Two companies that collected nasal swabs but allegedly failed to provide timely or accurate COVID-19 test results are being sued by the state of Minnesota.
State Attorney General Keith Ellison said the Illinois-based companies Center for COVID Control and Doctors Clinical Laboratory took advantage of Minnesotans' urgency to seek COVID-19 tests during the latest pandemic wave and rise of the omicron variant.
"I'm holding these companies accountable that sent back false or inaccurate results, when they sent them back at all, for deceiving Minnesotans and undermining the public's trust in testing," Ellison said Wednesday.
Testing has been at a premium this month — with many people fearing they had COVID-19 because of symptoms or viral exposures and others needing to check if they were infection-free before going to work, school or travel destinations. The seven-day rolling average of tests was more than 63,000 per day on Jan. 12 — exceeding the record during a severe pandemic wave last winter before vaccine was available.
Record testing also revealed record infections. The positivity rate of COVID-19 testing rose to 23.2% in the seven-day period ending Jan. 8. Minnesota on Wednesday reported another 44,626 infections that were identified over the long holiday weekend and 37 COVID-19 deaths. Minnesota has reached almost 1.2 million infections and 11,037 deaths in the pandemic.

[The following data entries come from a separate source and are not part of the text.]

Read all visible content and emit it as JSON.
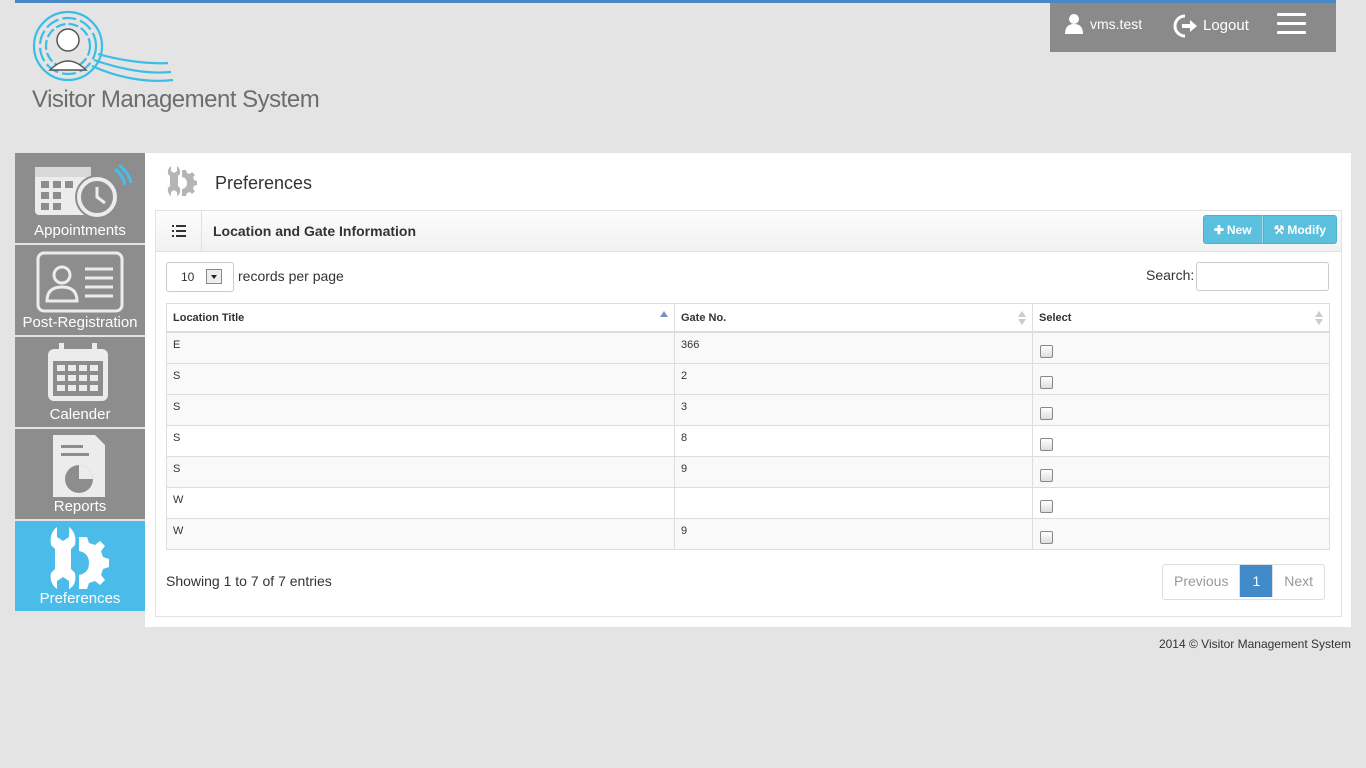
{
  "header": {
    "logo_text": "Visitor Management System",
    "user_name": "vms.test",
    "logout_label": "Logout"
  },
  "sidebar": {
    "items": [
      {
        "label": "Appointments",
        "icon": "calendar-clock-icon"
      },
      {
        "label": "Post-Registration",
        "icon": "id-card-icon"
      },
      {
        "label": "Calender",
        "icon": "calendar-icon"
      },
      {
        "label": "Reports",
        "icon": "report-chart-icon"
      },
      {
        "label": "Preferences",
        "icon": "wrench-gear-icon",
        "active": true
      }
    ]
  },
  "page": {
    "title": "Preferences",
    "box_title": "Location and Gate Information",
    "new_label": "New",
    "modify_label": "Modify",
    "length_value": "10",
    "length_label": "records per page",
    "search_label": "Search:",
    "search_value": ""
  },
  "table": {
    "columns": [
      "Location Title",
      "Gate No.",
      "Select"
    ],
    "rows": [
      {
        "location": "E",
        "gate": "366"
      },
      {
        "location": "S",
        "gate": "2"
      },
      {
        "location": "S",
        "gate": "3"
      },
      {
        "location": "S",
        "gate": "8"
      },
      {
        "location": "S",
        "gate": "9"
      },
      {
        "location": "W",
        "gate": ""
      },
      {
        "location": "W",
        "gate": "9"
      }
    ]
  },
  "pagination": {
    "info": "Showing 1 to 7 of 7 entries",
    "previous": "Previous",
    "current": "1",
    "next": "Next"
  },
  "footer": {
    "text": "2014 © Visitor Management System"
  },
  "colors": {
    "accent": "#4bbce9",
    "sidebar": "#8d8d8d",
    "button": "#5bc0de",
    "page_active": "#428bca"
  }
}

The Center for COVID Control opened several pop-up sites in Minnesota as testing demand was peaking — offering free same-day rapid antigen tests and PCR results within 72 hours. Former employees described chaos as the sites collected more samples than the company's lab could process.
One employee described specimens stuffed in trash bags and strewn across an office floor, according to the lawsuit. Others reportedly found bags of specimens that were more than 48 hours old, and said they were instructed to falsify receipt dates and lie to consumers, telling them their unprocessed specimens had come back as negative.

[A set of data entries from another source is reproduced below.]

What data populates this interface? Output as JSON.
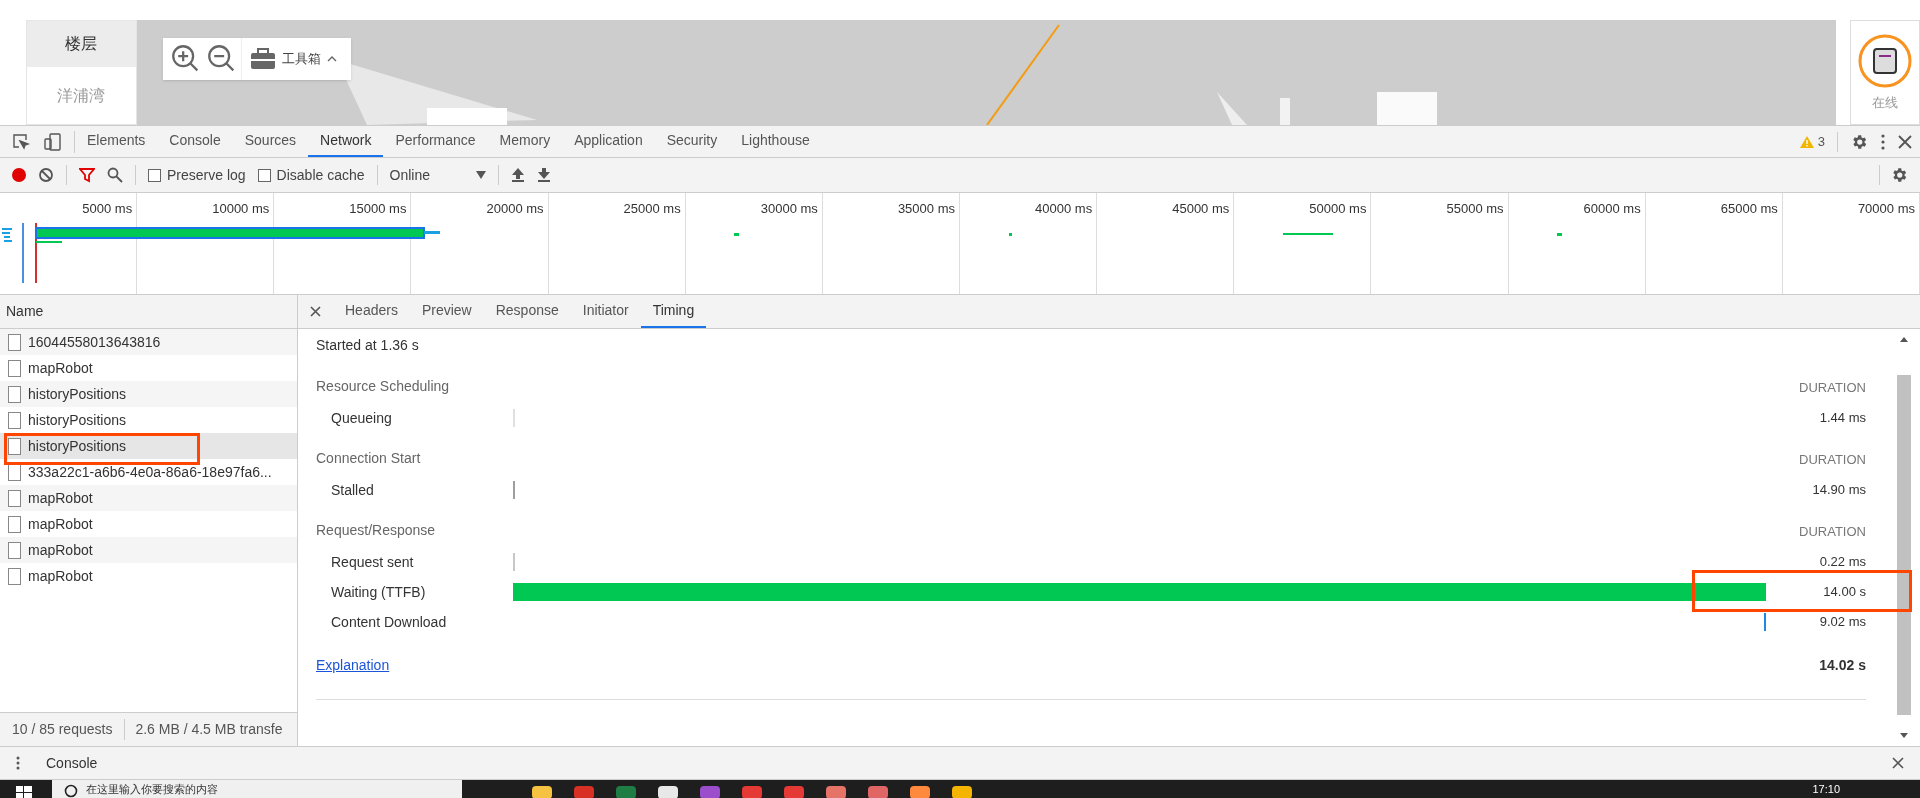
{
  "page": {
    "floor_header": "楼层",
    "floor_item": "洋浦湾",
    "toolbox": "工具箱",
    "robot_status": "在线"
  },
  "devtools": {
    "tabs": [
      {
        "label": "Elements",
        "selected": false
      },
      {
        "label": "Console",
        "selected": false
      },
      {
        "label": "Sources",
        "selected": false
      },
      {
        "label": "Network",
        "selected": true
      },
      {
        "label": "Performance",
        "selected": false
      },
      {
        "label": "Memory",
        "selected": false
      },
      {
        "label": "Application",
        "selected": false
      },
      {
        "label": "Security",
        "selected": false
      },
      {
        "label": "Lighthouse",
        "selected": false
      }
    ],
    "warnings": "3"
  },
  "toolbar": {
    "recording": true,
    "options": [
      {
        "label": "Preserve log",
        "checked": false
      },
      {
        "label": "Disable cache",
        "checked": false
      }
    ],
    "throttling": "Online"
  },
  "timeline": {
    "ticks": [
      "5000 ms",
      "10000 ms",
      "15000 ms",
      "20000 ms",
      "25000 ms",
      "30000 ms",
      "35000 ms",
      "40000 ms",
      "45000 ms",
      "50000 ms",
      "55000 ms",
      "60000 ms",
      "65000 ms",
      "70000 ms"
    ]
  },
  "requests": {
    "column": "Name",
    "rows": [
      {
        "name": "16044558013643816",
        "selected": false
      },
      {
        "name": "mapRobot",
        "selected": false
      },
      {
        "name": "historyPositions",
        "selected": false
      },
      {
        "name": "historyPositions",
        "selected": false
      },
      {
        "name": "historyPositions",
        "selected": true
      },
      {
        "name": "333a22c1-a6b6-4e0a-86a6-18e97fa6...",
        "selected": false
      },
      {
        "name": "mapRobot",
        "selected": false
      },
      {
        "name": "mapRobot",
        "selected": false
      },
      {
        "name": "mapRobot",
        "selected": false
      },
      {
        "name": "mapRobot",
        "selected": false
      }
    ],
    "status": [
      "10 / 85 requests",
      "2.6 MB / 4.5 MB transfe"
    ]
  },
  "detail_tabs": [
    {
      "label": "Headers",
      "selected": false
    },
    {
      "label": "Preview",
      "selected": false
    },
    {
      "label": "Response",
      "selected": false
    },
    {
      "label": "Initiator",
      "selected": false
    },
    {
      "label": "Timing",
      "selected": true
    }
  ],
  "timing": {
    "started": "Started at 1.36 s",
    "sections": [
      {
        "title": "Resource Scheduling",
        "duration_label": "DURATION",
        "phases": [
          {
            "name": "Queueing",
            "duration": "1.44 ms",
            "kind": "tick",
            "color": "#e0e0e0"
          }
        ]
      },
      {
        "title": "Connection Start",
        "duration_label": "DURATION",
        "phases": [
          {
            "name": "Stalled",
            "duration": "14.90 ms",
            "kind": "tick",
            "color": "#9e9e9e"
          }
        ]
      },
      {
        "title": "Request/Response",
        "duration_label": "DURATION",
        "phases": [
          {
            "name": "Request sent",
            "duration": "0.22 ms",
            "kind": "tick",
            "color": "#c8c8c8"
          },
          {
            "name": "Waiting (TTFB)",
            "duration": "14.00 s",
            "kind": "bar",
            "color": "#00c853"
          },
          {
            "name": "Content Download",
            "duration": "9.02 ms",
            "kind": "tick",
            "color": "#1e88e5"
          }
        ]
      }
    ],
    "explanation": "Explanation",
    "total": "14.02 s"
  },
  "drawer": {
    "title": "Console"
  },
  "taskbar": {
    "search": "在这里输入你要搜索的内容",
    "time": "17:10"
  }
}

Hannah Puffer of Plymouth said she was patient when her test result didn't come back in the promised same-day period last week, because she knew the omicron variant created an overwhelming demand. The long line at a nearby state site had caused her to seek testing elsewhere in the first place. But she never received her result.

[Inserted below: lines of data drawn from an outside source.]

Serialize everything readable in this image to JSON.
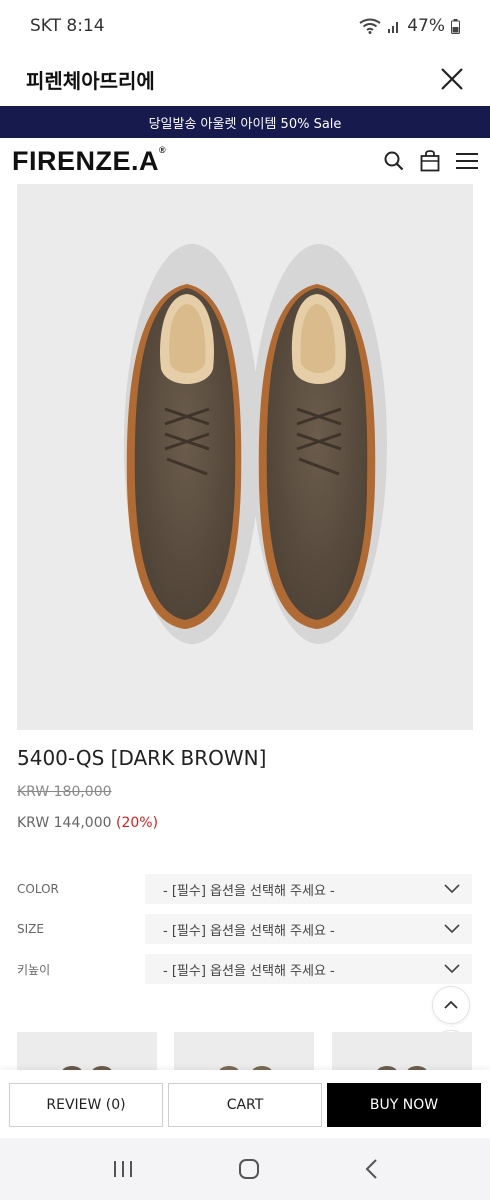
{
  "status_bar": {
    "carrier_time": "SKT 8:14",
    "battery": "47%",
    "icons": [
      "wifi-icon",
      "signal-icon",
      "battery-icon"
    ]
  },
  "app_header": {
    "title": "피렌체아뜨리에",
    "close_icon": "close-icon"
  },
  "promo": {
    "text": "당일발송 아울렛 아이템 50% Sale"
  },
  "site_header": {
    "logo": "FIRENZE.A",
    "logo_mark": "®",
    "icons": [
      "search-icon",
      "shopping-bag-icon",
      "menu-icon"
    ]
  },
  "product": {
    "title": "5400-QS [DARK BROWN]",
    "original_price": "KRW 180,000",
    "sale_price": "KRW 144,000",
    "discount": "(20%)"
  },
  "options": [
    {
      "label": "COLOR",
      "placeholder": "- [필수] 옵션을 선택해 주세요 -"
    },
    {
      "label": "SIZE",
      "placeholder": "- [필수] 옵션을 선택해 주세요 -"
    },
    {
      "label": "키높이",
      "placeholder": "- [필수] 옵션을 선택해 주세요 -"
    }
  ],
  "bottom_bar": {
    "review": "REVIEW (0)",
    "cart": "CART",
    "buy": "BUY NOW"
  },
  "colors": {
    "promo_bg": "#161a4c",
    "discount": "#d42020",
    "buy_bg": "#000000",
    "image_bg": "#ebebeb"
  }
}
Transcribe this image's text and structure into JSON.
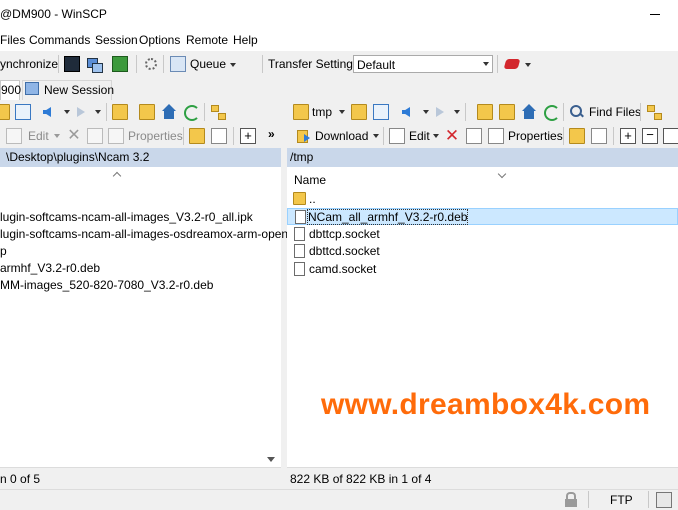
{
  "window": {
    "title": "@DM900 - WinSCP"
  },
  "menu": {
    "items": [
      "Files",
      "Commands",
      "Session",
      "Options",
      "Remote",
      "Help"
    ]
  },
  "toolbar": {
    "synchronize_label": "ynchronize",
    "queue_label": "Queue",
    "transfer_settings_label": "Transfer Settings",
    "transfer_settings_value": "Default"
  },
  "tabs": {
    "session_tab": "900",
    "new_session": "New Session"
  },
  "local": {
    "path": "\\Desktop\\plugins\\Ncam 3.2",
    "edit_label": "Edit",
    "properties_label": "Properties",
    "files": [
      "lugin-softcams-ncam-all-images_V3.2-r0_all.ipk",
      "lugin-softcams-ncam-all-images-osdreamox-arm-open-s",
      "p",
      "armhf_V3.2-r0.deb",
      "MM-images_520-820-7080_V3.2-r0.deb"
    ],
    "status": "n 0 of 5"
  },
  "remote": {
    "dir_dropdown": "tmp",
    "find_files_label": "Find Files",
    "download_label": "Download",
    "edit_label": "Edit",
    "properties_label": "Properties",
    "path": "/tmp",
    "column_name": "Name",
    "parent": "..",
    "files": [
      "NCam_all_armhf_V3.2-r0.deb",
      "dbttcp.socket",
      "dbttcd.socket",
      "camd.socket"
    ],
    "selected_index": 0,
    "status": "822 KB of 822 KB in 1 of 4"
  },
  "bottom": {
    "protocol": "FTP"
  },
  "watermark": "www.dreambox4k.com",
  "colors": {
    "path_bar": "#c9d7ea",
    "selection": "#cce8ff",
    "watermark": "#ff6b0a",
    "folder": "#f3c74b"
  }
}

Edward Hugener of Minneapolis said he went to a site on Hiawatha Avenue with his 12-year-old daughter on Dec. 29 and left because it was so disorganized. Workers were stressed and rude, he said, and calling out test results to people who were waiting while others were within earshot.
Hugener said he didn't submit a sample but received an e-mail that night saying his test result was negative. He received another e-mail the next day indicating that his daughter had taken a test that day — when she was at school — and that she was also negative.
"I know what shady looks like and this is it," Hugener said.
The lawsuit seeks an injunction from future deceptions and restitution for people who didn't receive timely and accurate tests. The companies are separate but related, with the Center for COVID Control collecting tests at its sites and Doctors Clinical Laboratory processing PCR test results, said Jason Pleggenkuhle, a manager in the Minnesota attorney general's consumer division.
The lawsuit alleges the companies collected insurance information but mostly sought federal reimbursement, even when test recipients were insured. Doctors Clinical Laboratory has billed the government $113 million for tests for the uninsured in the U.S., the lawsuit states.
The Center for COVID Control suspended its testing from Jan. 14 through Saturday, stating demand was overwhelming and it needed to retrain staff.
"Regrettably, due to our rapid growth and the unprecedented recent demand for testing, we haven't been able to meet all our commitments," said Aleya Siyaj, founder and chief executive.
People should continue to seek COVID-19 tests but rely on clinicians or reputable sites on the state's pandemic website, said Dan Huff, assistant commissioner for the Minnesota Department of Health.
Testing is a "vital tool" that alerts people to treatments they need or actions they need to take to prevent viral spread, Huff said. "It depends on a network of partners in the public and private sectors and it's very important that people have confidence … in the tests that we get."
Limited supplies prompted St. Cloud-based CentraCare and Bloomington-based HealthPartners last week to reserve testing only for their patients or people with COVID-19 symptoms. Sioux Falls-based Sanford Health likewise asked people with viral exposures to ease the demand by refraining from testing for five days and then using at-home tests.
Demand for testing might be ebbing, though, with appointments available next week at free Minnesota sites such as the the Minneapolis Convention Center, which was full last week. Home rapid antigen tests have been in short supply, but the federal government this week debuted a website people can use to obtain four per household.
The decline in testing might be occurring amid a peak in the latest COVID-19 pandemic wave. Mayo Clinic modeling predicts the wave of infections will peak in Minnesota on Jan. 26, while the Institute for Health Metrics and Evaluation in Washington state projects that a peak already has occurred.
Sampling of sewage at the Metro Wastewater Treatment Plant in Bloomington has found declining evidence of the virus since Jan. 6.